With three laps remaining, Bolota Asmerom moved to the lead with Lagat close behind, but 200 meters later Chris Solinsky threw in a 58-second lap that was followed by Adam Goucher dropping out. With one lap to go, it was a five man race between Solinsky, Asmerom, Lagat, Ian Dobson and World Outdoor fourth-place finisher Matt Tegenkamp.

Lagat made his decisive move at the 200-meter mark as Tegenkamp tripped on his heels. The latter then gathered himself and gave chase as Dobson moved up. Crossing the line, it was Lagat in 13:27.47, Tegenkamp second in 13:29.88 and Dobson third in 13:29.76.

Oregon flavor in women's 800

As she has done throughout the rounds in the women's 800, three-time USA outdoor champion Hazel Clark took the lead early in Monday night's final. At the bell, Alice Schmidt moved up on the two-time Olympian's shoulder, but Clark maintained her lead. Running 2-3 meters back were Nicole Teter and then Kameisha Bennett, both of whom fell during Saturday's semifinal and were advanced to the final by a referee's decision.

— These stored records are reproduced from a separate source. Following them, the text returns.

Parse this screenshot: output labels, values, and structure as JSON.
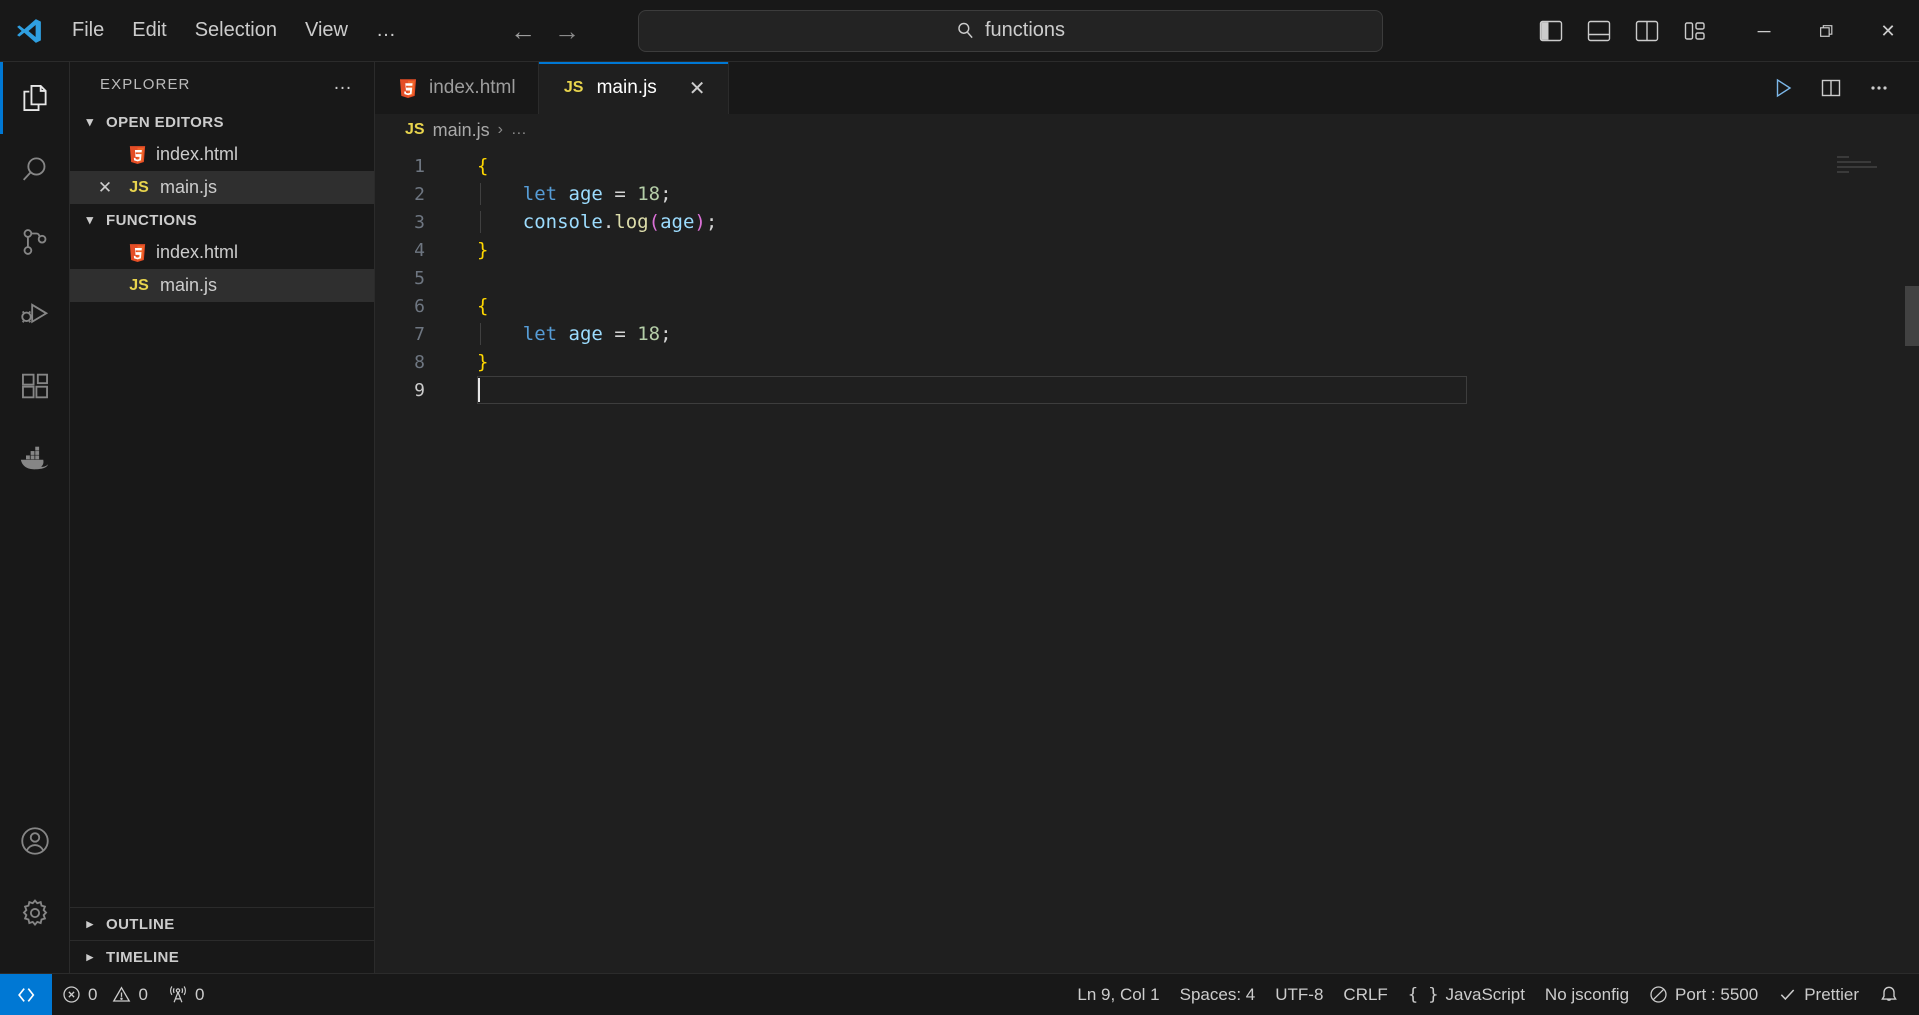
{
  "titlebar": {
    "logo_icon": "vscode-logo",
    "menus": [
      "File",
      "Edit",
      "Selection",
      "View",
      "…"
    ],
    "back_icon": "arrow-left-icon",
    "forward_icon": "arrow-right-icon",
    "search": {
      "icon": "search-icon",
      "value": "functions"
    },
    "layout_buttons": [
      {
        "name": "toggle-primary-sidebar",
        "icon": "panel-left-icon"
      },
      {
        "name": "toggle-panel",
        "icon": "panel-bottom-icon"
      },
      {
        "name": "toggle-secondary-sidebar",
        "icon": "panel-right-icon"
      },
      {
        "name": "customize-layout",
        "icon": "layout-grid-icon"
      }
    ],
    "window_controls": [
      {
        "name": "minimize-button",
        "glyph": "─"
      },
      {
        "name": "maximize-button",
        "glyph": "❐"
      },
      {
        "name": "close-button",
        "glyph": "✕"
      }
    ]
  },
  "activitybar": {
    "items": [
      {
        "name": "explorer",
        "icon": "files-icon",
        "active": true
      },
      {
        "name": "search",
        "icon": "search-icon",
        "active": false
      },
      {
        "name": "source-control",
        "icon": "source-control-icon",
        "active": false
      },
      {
        "name": "run-and-debug",
        "icon": "run-debug-icon",
        "active": false
      },
      {
        "name": "extensions",
        "icon": "extensions-icon",
        "active": false
      },
      {
        "name": "docker",
        "icon": "docker-icon",
        "active": false
      }
    ],
    "bottom_items": [
      {
        "name": "accounts",
        "icon": "account-icon"
      },
      {
        "name": "manage-settings",
        "icon": "gear-icon"
      }
    ]
  },
  "sidebar": {
    "title": "EXPLORER",
    "more_actions": "…",
    "sections": [
      {
        "label": "OPEN EDITORS",
        "expanded": true,
        "items": [
          {
            "label": "index.html",
            "icon": "html5-icon",
            "selected": false,
            "closeable": false
          },
          {
            "label": "main.js",
            "icon": "js-icon",
            "selected": true,
            "closeable": true
          }
        ]
      },
      {
        "label": "FUNCTIONS",
        "expanded": true,
        "items": [
          {
            "label": "index.html",
            "icon": "html5-icon",
            "selected": false,
            "closeable": false
          },
          {
            "label": "main.js",
            "icon": "js-icon",
            "selected": true,
            "closeable": false
          }
        ]
      }
    ],
    "collapsed_sections": [
      {
        "label": "OUTLINE"
      },
      {
        "label": "TIMELINE"
      }
    ]
  },
  "editor": {
    "tabs": [
      {
        "label": "index.html",
        "icon": "html5-icon",
        "active": false,
        "closeable": false
      },
      {
        "label": "main.js",
        "icon": "js-icon",
        "active": true,
        "closeable": true
      }
    ],
    "actions": [
      {
        "name": "run-code-button",
        "icon": "play-icon"
      },
      {
        "name": "split-editor-right-button",
        "icon": "split-editor-icon"
      },
      {
        "name": "more-actions-button",
        "icon": "ellipsis-icon"
      }
    ],
    "breadcrumb": {
      "file_badge": "JS",
      "file": "main.js",
      "separator": "›",
      "tail": "…"
    },
    "code": {
      "language": "javascript",
      "current_line": 9,
      "lines": [
        {
          "n": 1,
          "text": "{"
        },
        {
          "n": 2,
          "text": "    let age = 18;"
        },
        {
          "n": 3,
          "text": "    console.log(age);"
        },
        {
          "n": 4,
          "text": "}"
        },
        {
          "n": 5,
          "text": ""
        },
        {
          "n": 6,
          "text": "{"
        },
        {
          "n": 7,
          "text": "    let age = 18;"
        },
        {
          "n": 8,
          "text": "}"
        },
        {
          "n": 9,
          "text": ""
        }
      ]
    }
  },
  "statusbar": {
    "remote_icon": "remote-window-icon",
    "left_items": [
      {
        "name": "problems-errors",
        "icon": "error-circle-icon",
        "value": "0"
      },
      {
        "name": "problems-warnings",
        "icon": "warning-triangle-icon",
        "value": "0"
      },
      {
        "name": "ports",
        "icon": "radio-tower-icon",
        "value": "0"
      }
    ],
    "right_items": [
      {
        "name": "editor-position",
        "label": "Ln 9, Col 1"
      },
      {
        "name": "editor-indentation",
        "label": "Spaces: 4"
      },
      {
        "name": "editor-encoding",
        "label": "UTF-8"
      },
      {
        "name": "editor-eol",
        "label": "CRLF"
      },
      {
        "name": "editor-language",
        "label": "JavaScript",
        "icon": "braces-icon"
      },
      {
        "name": "jsconfig-status",
        "label": "No jsconfig"
      },
      {
        "name": "live-server-port",
        "label": "Port : 5500",
        "icon": "circle-slash-icon"
      },
      {
        "name": "prettier-status",
        "label": "Prettier",
        "icon": "check-icon"
      }
    ],
    "notifications_icon": "bell-icon"
  },
  "colors": {
    "accent": "#0078d4",
    "titlebar_bg": "#181818",
    "editor_bg": "#1f1f1f",
    "sidebar_bg": "#181818",
    "selection_bg": "#2f2f2f",
    "js_yellow": "#e8d44d",
    "html_orange": "#e44d26"
  }
}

That decision paid off. In the homestretch, Clark held on for first, winning in 1:59.82, with Schmidt second in 2:00.46. Bennett overtook Teter and was third in 2:01.20, with Teter fourth in 2:01.30. However, Bennett has not met the Olympic "A" standard of 2:00.00, which means the Eugene-trained Teter is on the team for Beijing.

More finals take shape

There were no surprises in the men's and women's 400m semifinal rounds, setting up finals on Thursday, after two off days of competition.

In the men's 400, the second semifinal was a preview of the final as Olympic and world champion Jeremy Wariner and World Outdoor runner-up LaShawn Merritt were in the same, second heat. Wariner won the heat in 44.66 with Merritt second in 44.76 as both men strode easily down the homestretch. Reggie Witherspoon won heat 1 in 44.99.

A showdown between world #1 Sanya Richards and Mary Wineberg seems on tap for the women's 400, as both handily won their heats. Wineberg took the first in 50.57, with Richards winning the second heat, slowing substantially in the final meters to cross the line in 50.75. Other contenders advancing to the final were Olympic relay gold medalists Dee Dee Trotter and Monique Henderson, as well as Natasha Hastings.

In the women's steeplechase semifinal, Nicole Bush of Michigan State won the first heat in 9:49.53, while NCAA champion Jenny Barringer of Colorado easily won the second semi in 9:48.50 to set a Hayward Field record. The final will be Thursday.

All the usual suspects will compete in Friday's high jump final as well, as Chaunte Howard, Amy Acuff and Destinee Hooker were among the 14 women who will vie for Olympic berths. In the long jump, heptathlon champion Hyleas Fountain was the top qualifier into Thursday's final with 6.66m/21-10.25.

The women's 5,000m semifinals set up a Friday final that will feature heat winners Shalane Flanagan (15:35.86) and Kara Goucher (15:32.22).

For complete coverage of the 2008 U.S. Olympic Team Trials - Track & Field, including results, athletes quotes, TV schedule and start lists, visit www.usatf.org